What Would Make a Fresh Poker Film?
Even if you don’t personally play poker, chances are you’ve seen one of the many films based on the game. Over the years we’ve seen huge Hollywood blockbusters and indie passion projects, all based on poker. Indeed, there’s typically about one major film a year focused on the game, with current examples including 2021’s THE CARD COUNTER and the upcoming POKER FACE starring Russell Crowe.
While the quality of these has definitely varied over the years, many of them seem to follow roughly the same structure, and include the same ingredients. There’s usually a troubled protagonist, a financial and/or villain-related obstacle to overcome, and a dream either of winning big, “getting out,” or both. There are ups and downs, quick cuts making poker seem faster and more dramatic than it actually is, and explorations of backroom and major casino settings alike. There’s also almost always a primary focus on Texas Hold’em, despite poker having many varieties.

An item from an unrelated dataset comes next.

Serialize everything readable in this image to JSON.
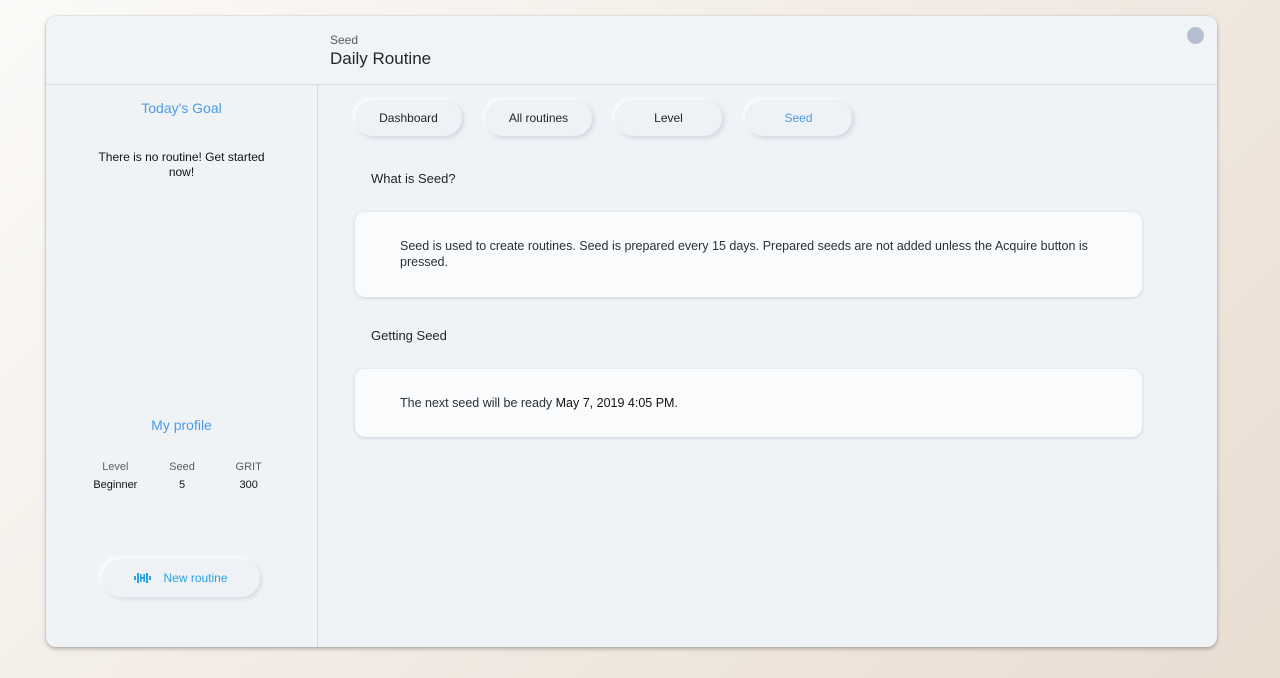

Indeed, with the exception of the occasional project like the true story of MOLLY’S GAME a few years ago, most of these movies fall into the same general blur over time. But this actually poses an interesting question, which is what, if anything, writers can do to make a fresh poker film?

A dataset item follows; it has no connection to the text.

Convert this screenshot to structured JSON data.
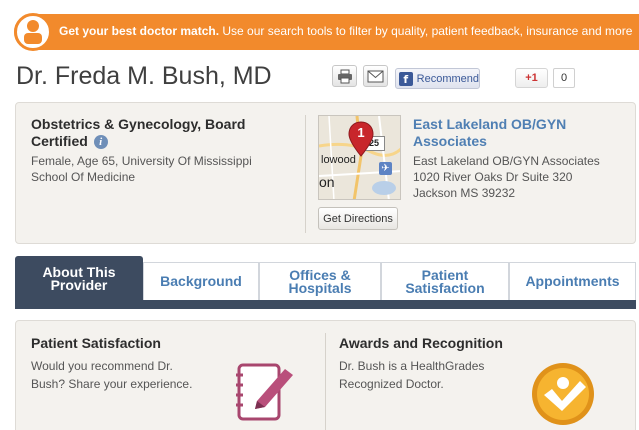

Just for fun, we have a few suggestions….
Change The Game
As we alluded to above, if you only ever watched poker films, you’d assume the only game is Texas Hold ‘Em. In reality however, there are lots of types of poker that people still learn how to play today. Omaha is similar to Hold’em with a few added wrinkles; Five-Card Draw is perhaps the simplest mainstream style for newcomers to understand; and there are other varieties as well. Now, the type of poker played in a film doesn’t always make a huge difference to the plot. But the good films explain the game and use it to make gripping, engaging scenes, and it might be refreshing to see this process play out with something other than Hold’em.
Try A New Protagonist
Another common element among poker films is that virtually all of them revolve around white, male protagonists (with the exception of MOLLY’S GAME). Now, are most pro poker players white males? Seemingly, yes. But this is still a bizarre and unfortunate tendency –– particularly when you consider that one of the wealthiest and best poker players in the world, and arguably the one most recognized by fans, is in fact a Black man. Phil Ivey is sometimes hailed as the Tiger Woods of poker, the implication being that he brought attention to the fact that non-white people play the game too (the way Woods did for golf). If you were to go only by Hollywood interpretations though, you’d just about think poker is exclusive to white players. Clearly this is problematic, and it would be refreshing to see a new film change up the tired approach.
Change Up the Location
There’s no arguing with the fact that Las Vegas is a great location for shooting poker films, but it has been so overdone that it has lost some of its flair. Even in a film like ROUNDERS, which doesn’t take place in Vegas, Sin City looms large over the characters as a sort of Holy Grail destination for poker greatness. Meanwhile, there are some truly unique casino spots around the world that could really change up the look and feel of a poker film. Desert Cave Hotel in Australia is the world’s only underground international hotel that also features a casino, for instance; Malaysian Resorts World Genting is situated in the Malaysian Pahang mountains, a visual spectacle that would really breathe new life into the genre. Simply put, it would be nice to see a little more ambition and creativity with regard to locations.
Embrace Online Poker
Online poker has grown exponentially over the past few decades (and even more so during the pandemic). For poker films to stay in line with the real-world equivalent, it’s time for the genre to embrace the online world in some kind of gripping or interesting way. The 2013 film RUNNER RUNNER made some attempt in this regard, with Ben Affleck playing an online gambling tycoon –– but unfortunately, it was (rightly) panned by critics. Nevertheless, at least incorporating online poker into a modern-day poker movie would seem to be a worthwhile endeavor.
Standard poker films always seem to find audiences, so it’s uniquely that this mini-genre is actually in trouble. But it could stand to be freshened up, and we think the ideas above would do it.